Large-Scale Ultrasound Propagation Simulations in the Human Brain
Project Period: 1. 1. 2014 - 31. 12. 2016
Project Type: grant
Agency: South Moravian Centre for International Mobility
Brain research, Oncology, Acoustics, Computational physics, Modelling tools, Computer science.
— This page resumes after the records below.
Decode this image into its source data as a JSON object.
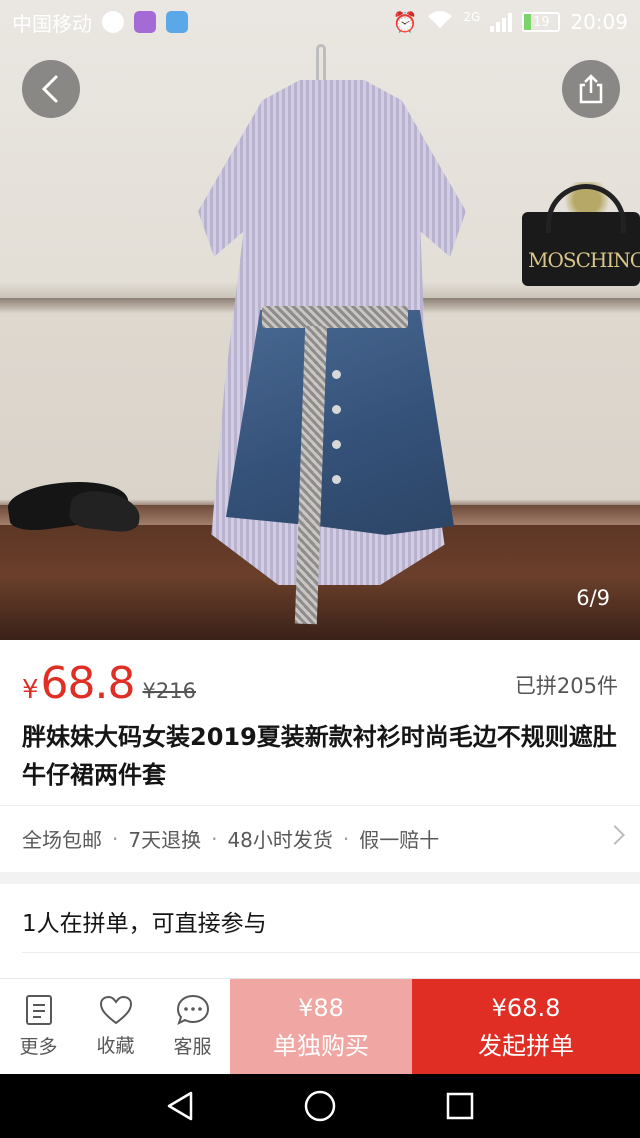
{
  "status_bar": {
    "carrier": "中国移动",
    "network": "2G",
    "battery": "19",
    "time": "20:09"
  },
  "gallery": {
    "pager": "6/9",
    "bag_logo": "MOSCHINO"
  },
  "product": {
    "currency": "¥",
    "price": "68.8",
    "original_price": "¥216",
    "sold": "已拼205件",
    "title": "胖妹妹大码女装2019夏装新款衬衫时尚毛边不规则遮肚牛仔裙两件套"
  },
  "services": [
    "全场包邮",
    "7天退换",
    "48小时发货",
    "假一赔十"
  ],
  "services_sep": "·",
  "group_buy": {
    "title": "1人在拼单，可直接参与"
  },
  "bottom_bar": {
    "more": "更多",
    "favorite": "收藏",
    "service": "客服",
    "solo_price": "¥88",
    "solo_label": "单独购买",
    "group_price": "¥68.8",
    "group_label": "发起拼单"
  },
  "colors": {
    "accent": "#e02e24",
    "solo_button": "#f0a7a3"
  }
}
The simulation of ultrasound wave propagation through biological tissue has a wide range of practical applications. Recently, high intensity focused ultrasound has been applied to functional neurosurgery as an alternative, non-invasive treatment of various brain disorders such as brain tumours, cerebral haemorrhage, essential tremor, and Parkinsons disease. The technique works by sending a focused beam of ultrasound into the tissue, typically using a large transducer. At the focus, the acoustic energy is sufficient to cause cell death in a localised region while the surrounding tissue is left unharmed. The major challenge is to ensure the focus is accurately placed at the desired target within the brain because the skull can significantly distort it. The accurate ultrasound simulations thus gain importance in providing patient specific treatment plans. However, existing simulation tools are unable to cope with the extreme scale and physical complexity of realistic simulations in the brain.
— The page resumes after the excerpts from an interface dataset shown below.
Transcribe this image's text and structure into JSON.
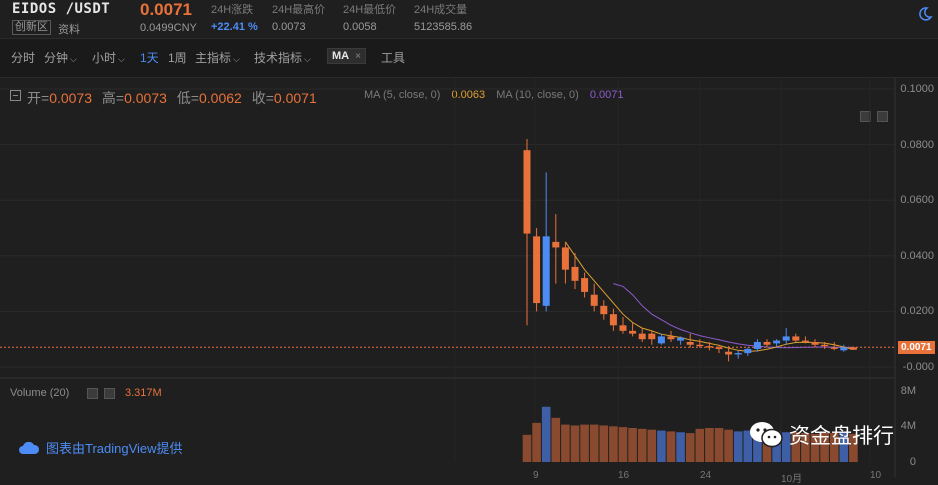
{
  "header": {
    "pair": "EIDOS /USDT",
    "price": "0.0071",
    "board_badge": "创新区",
    "info_link": "资料",
    "cny_price": "0.0499CNY",
    "stats": [
      {
        "label": "24H涨跌",
        "value": "+22.41 %"
      },
      {
        "label": "24H最高价",
        "value": "0.0073"
      },
      {
        "label": "24H最低价",
        "value": "0.0058"
      },
      {
        "label": "24H成交量",
        "value": "5123585.86"
      }
    ]
  },
  "toolbar": {
    "items": [
      "分时",
      "分钟",
      "小时",
      "1天",
      "1周",
      "主指标",
      "技术指标"
    ],
    "active_item": "1天",
    "ma_tag": "MA",
    "ma_close": "×",
    "tools": "工具"
  },
  "ohlc": {
    "open_label": "开=",
    "open": "0.0073",
    "high_label": "高=",
    "high": "0.0073",
    "low_label": "低=",
    "low": "0.0062",
    "close_label": "收=",
    "close": "0.0071",
    "ma5_label": "MA (5, close, 0)",
    "ma5_value": "0.0063",
    "ma10_label": "MA (10, close, 0)",
    "ma10_value": "0.0071"
  },
  "price_axis": [
    "0.1000",
    "0.0800",
    "0.0600",
    "0.0400",
    "0.0200",
    "-0.000"
  ],
  "last_price_tag": "0.0071",
  "volume": {
    "label": "Volume (20)",
    "value": "3.317M",
    "axis": [
      "8M",
      "4M",
      "0"
    ]
  },
  "time_axis": [
    "9",
    "16",
    "24",
    "10月",
    "10"
  ],
  "credit": "图表由TradingView提供",
  "watermark": "资金盘排行",
  "colors": {
    "up": "#e8723a",
    "down": "#4d8cf5",
    "ma5": "#e0a030",
    "ma10": "#8f5bd0",
    "bg": "#1f1f1f"
  },
  "chart_data": {
    "type": "candlestick",
    "ylim": [
      0,
      0.1
    ],
    "candles": [
      {
        "o": 0.048,
        "h": 0.082,
        "l": 0.015,
        "c": 0.078,
        "dir": "up"
      },
      {
        "o": 0.047,
        "h": 0.05,
        "l": 0.02,
        "c": 0.023,
        "dir": "up"
      },
      {
        "o": 0.022,
        "h": 0.07,
        "l": 0.02,
        "c": 0.047,
        "dir": "down"
      },
      {
        "o": 0.045,
        "h": 0.055,
        "l": 0.03,
        "c": 0.043,
        "dir": "up"
      },
      {
        "o": 0.043,
        "h": 0.045,
        "l": 0.03,
        "c": 0.035,
        "dir": "up"
      },
      {
        "o": 0.036,
        "h": 0.041,
        "l": 0.028,
        "c": 0.031,
        "dir": "up"
      },
      {
        "o": 0.032,
        "h": 0.034,
        "l": 0.025,
        "c": 0.027,
        "dir": "up"
      },
      {
        "o": 0.026,
        "h": 0.03,
        "l": 0.02,
        "c": 0.022,
        "dir": "up"
      },
      {
        "o": 0.022,
        "h": 0.024,
        "l": 0.017,
        "c": 0.019,
        "dir": "up"
      },
      {
        "o": 0.019,
        "h": 0.021,
        "l": 0.013,
        "c": 0.015,
        "dir": "up"
      },
      {
        "o": 0.015,
        "h": 0.018,
        "l": 0.012,
        "c": 0.013,
        "dir": "up"
      },
      {
        "o": 0.013,
        "h": 0.016,
        "l": 0.011,
        "c": 0.012,
        "dir": "up"
      },
      {
        "o": 0.012,
        "h": 0.014,
        "l": 0.009,
        "c": 0.01,
        "dir": "up"
      },
      {
        "o": 0.01,
        "h": 0.013,
        "l": 0.008,
        "c": 0.012,
        "dir": "up"
      },
      {
        "o": 0.0085,
        "h": 0.012,
        "l": 0.008,
        "c": 0.011,
        "dir": "down"
      },
      {
        "o": 0.011,
        "h": 0.013,
        "l": 0.009,
        "c": 0.01,
        "dir": "up"
      },
      {
        "o": 0.0095,
        "h": 0.011,
        "l": 0.008,
        "c": 0.0105,
        "dir": "down"
      },
      {
        "o": 0.009,
        "h": 0.012,
        "l": 0.007,
        "c": 0.008,
        "dir": "up"
      },
      {
        "o": 0.008,
        "h": 0.01,
        "l": 0.007,
        "c": 0.0075,
        "dir": "up"
      },
      {
        "o": 0.0075,
        "h": 0.009,
        "l": 0.006,
        "c": 0.007,
        "dir": "up"
      },
      {
        "o": 0.007,
        "h": 0.008,
        "l": 0.005,
        "c": 0.0065,
        "dir": "up"
      },
      {
        "o": 0.0055,
        "h": 0.0075,
        "l": 0.002,
        "c": 0.0045,
        "dir": "up"
      },
      {
        "o": 0.0045,
        "h": 0.006,
        "l": 0.003,
        "c": 0.005,
        "dir": "down"
      },
      {
        "o": 0.005,
        "h": 0.007,
        "l": 0.004,
        "c": 0.0065,
        "dir": "down"
      },
      {
        "o": 0.0065,
        "h": 0.01,
        "l": 0.0055,
        "c": 0.009,
        "dir": "down"
      },
      {
        "o": 0.009,
        "h": 0.01,
        "l": 0.007,
        "c": 0.008,
        "dir": "up"
      },
      {
        "o": 0.0085,
        "h": 0.01,
        "l": 0.007,
        "c": 0.0095,
        "dir": "down"
      },
      {
        "o": 0.0095,
        "h": 0.014,
        "l": 0.008,
        "c": 0.011,
        "dir": "down"
      },
      {
        "o": 0.011,
        "h": 0.012,
        "l": 0.009,
        "c": 0.0095,
        "dir": "up"
      },
      {
        "o": 0.0095,
        "h": 0.011,
        "l": 0.0085,
        "c": 0.009,
        "dir": "up"
      },
      {
        "o": 0.009,
        "h": 0.01,
        "l": 0.007,
        "c": 0.008,
        "dir": "up"
      },
      {
        "o": 0.008,
        "h": 0.009,
        "l": 0.0065,
        "c": 0.0075,
        "dir": "up"
      },
      {
        "o": 0.007,
        "h": 0.009,
        "l": 0.006,
        "c": 0.0065,
        "dir": "up"
      },
      {
        "o": 0.006,
        "h": 0.008,
        "l": 0.0055,
        "c": 0.007,
        "dir": "down"
      },
      {
        "o": 0.0062,
        "h": 0.0073,
        "l": 0.0062,
        "c": 0.0071,
        "dir": "up"
      }
    ],
    "ma5": [
      null,
      null,
      null,
      null,
      0.045,
      0.04,
      0.035,
      0.031,
      0.027,
      0.023,
      0.019,
      0.016,
      0.014,
      0.013,
      0.0118,
      0.0112,
      0.0106,
      0.0098,
      0.0092,
      0.0085,
      0.0078,
      0.0068,
      0.006,
      0.0056,
      0.0058,
      0.0064,
      0.0072,
      0.0082,
      0.0088,
      0.0089,
      0.0088,
      0.0086,
      0.008,
      0.0072,
      0.0063
    ],
    "ma10": [
      null,
      null,
      null,
      null,
      null,
      null,
      null,
      null,
      null,
      0.03,
      0.029,
      0.026,
      0.022,
      0.019,
      0.017,
      0.015,
      0.0135,
      0.0123,
      0.0113,
      0.0105,
      0.0098,
      0.009,
      0.0083,
      0.0078,
      0.0075,
      0.0072,
      0.007,
      0.0069,
      0.007,
      0.0071,
      0.0072,
      0.0072,
      0.0071,
      0.007,
      0.0071
    ],
    "volume": [
      3.2,
      4.6,
      6.5,
      5.2,
      4.4,
      4.3,
      4.4,
      4.4,
      4.3,
      4.2,
      4.1,
      4.0,
      3.9,
      3.8,
      3.7,
      3.6,
      3.5,
      3.4,
      3.9,
      4.0,
      4.0,
      3.8,
      3.6,
      3.7,
      3.5,
      3.4,
      3.6,
      3.5,
      3.5,
      3.4,
      3.3,
      3.5,
      3.4,
      3.5,
      3.317
    ],
    "volume_unit": "M",
    "volume_ylim": [
      0,
      8
    ]
  }
}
The aim of this project is to develop, validate and apply new computer models to simulate how ultrasound waves travel through the intact skull and inside the brain. These models will be based on innovative advances in theoretical acoustic and numerical methods, and will use the state-of-the-art computing facilities that have only recently become available. They will allow to accurately predict the position of the focus in the brain during the treatment for the first time. This will allow physicians to carefully plan and optimise the treatment parameters to increase the effectiveness of the focused ultrasound surgery, reduce the time it takes to treat patients and extend the range and location of cancers that are eligible for treatment.